  • A legitimate and efficient public power is  necessary.
Some years ago, Richard Florida showed that at the basis of the development there are talent, tolerance and technology. Same ideas of those written by Piketty.
Based on these arguments we can draw our own considerations thinking if the institutions of  our country act in this direction by promoting growth and well-being

Wanted talents? No, it’s the wrong country

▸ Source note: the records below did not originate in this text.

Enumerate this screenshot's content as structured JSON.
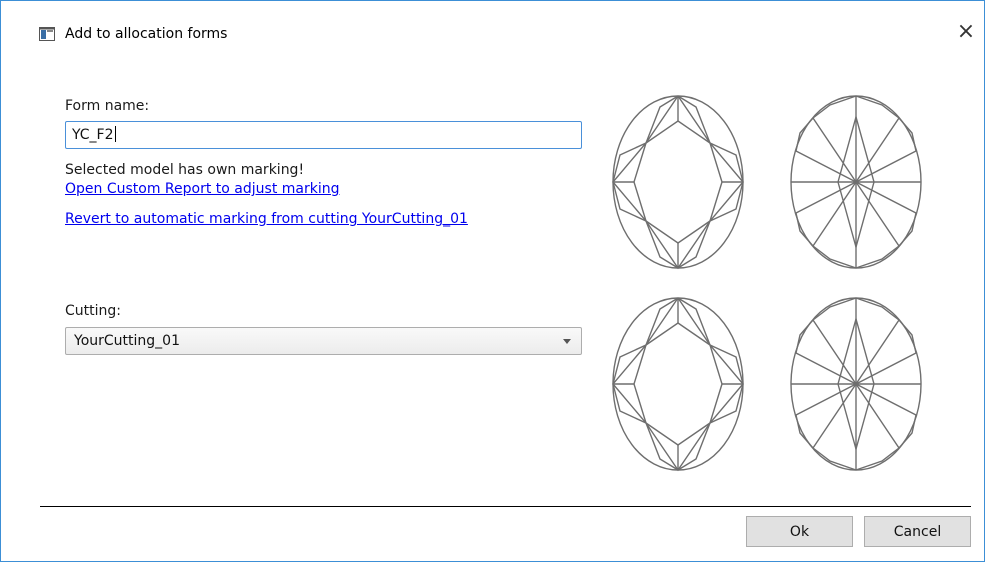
{
  "window": {
    "title": "Add to allocation forms",
    "close_symbol": "×"
  },
  "form": {
    "form_name_label": "Form name:",
    "form_name_value": "YC_F2",
    "marking_message": "Selected model has own marking!",
    "open_report_link": "Open Custom Report to adjust marking",
    "revert_link": "Revert to automatic marking from cutting YourCutting_01",
    "cutting_label": "Cutting:",
    "cutting_value": "YourCutting_01"
  },
  "gem_views": [
    {
      "name": "crown-view"
    },
    {
      "name": "pavilion-view"
    },
    {
      "name": "crown-view"
    },
    {
      "name": "pavilion-view"
    }
  ],
  "buttons": {
    "ok_label": "Ok",
    "cancel_label": "Cancel"
  },
  "colors": {
    "accent": "#3c8fd6",
    "link": "#0000ee",
    "gem_outline": "#6e6e6e"
  }
}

While the world’s major companies leading among them for years a war to have inside the best talents and into Google are dozens thepages by selecting “talent war”,  we live in a nation where those two words evoke little interest.  It’s what showed from a study conducted by Bruno Pellegrino, University of California, and Luigi Zingales, University of Chicago, according to which the Italian entrepreneurs, thankfully not all, prefer to have “yes manager” as collaborators, ready at any moment to please them in their choices at the expense of independent and competent men and women. It confirms the reluctance of the Italian business to the performance culture, combining the ability to take risks and innovate with the need to keep a profit budget and in its place spreads the anti-ethic familism, which selects individuals for co-optation. In this way  it’s left the road allowing the pursuit of success as the highest expression of quality business and it will start that one where favoritisms and patronages become the dominant factors of success. The Italian world of professional football once again is the mirror of this country and of this type of entrepreneurship: many low level foreigner players and a few young Italian talents. In fact, in most of the teams there are few Italian players and only this year have been introduced 84 new players, which further restrict the access to our young talents. The damage that it has been created is very serious. Hindered by the fact the young Italian to play, it spreads the idea that it’s useless to have youth activities, the best players will not find clubs willing to have them in the team, therefore they are obliged to go abroad as is the case of Immobile, Cerci and Verratti. Finally, the clubs spend money unnecessarily for foreign players who are not of value and the teams lose more value because they cannot count on players who want to win and tenacious. There are not explanations allowing to understand this phenome  so destructive for the clubs. Certainly the professionalism of the football managers  is defeated by this approach and the fact that this practice is so widespread evidently not worried indeed it emerges strengthened. Of course there are Italian companies and teams that are based on the culture of performance. Let’s follow them because they are an important piece of the solution of our problems.

(read it on http://www.huffingtonpost.it/../../alberto-cei/)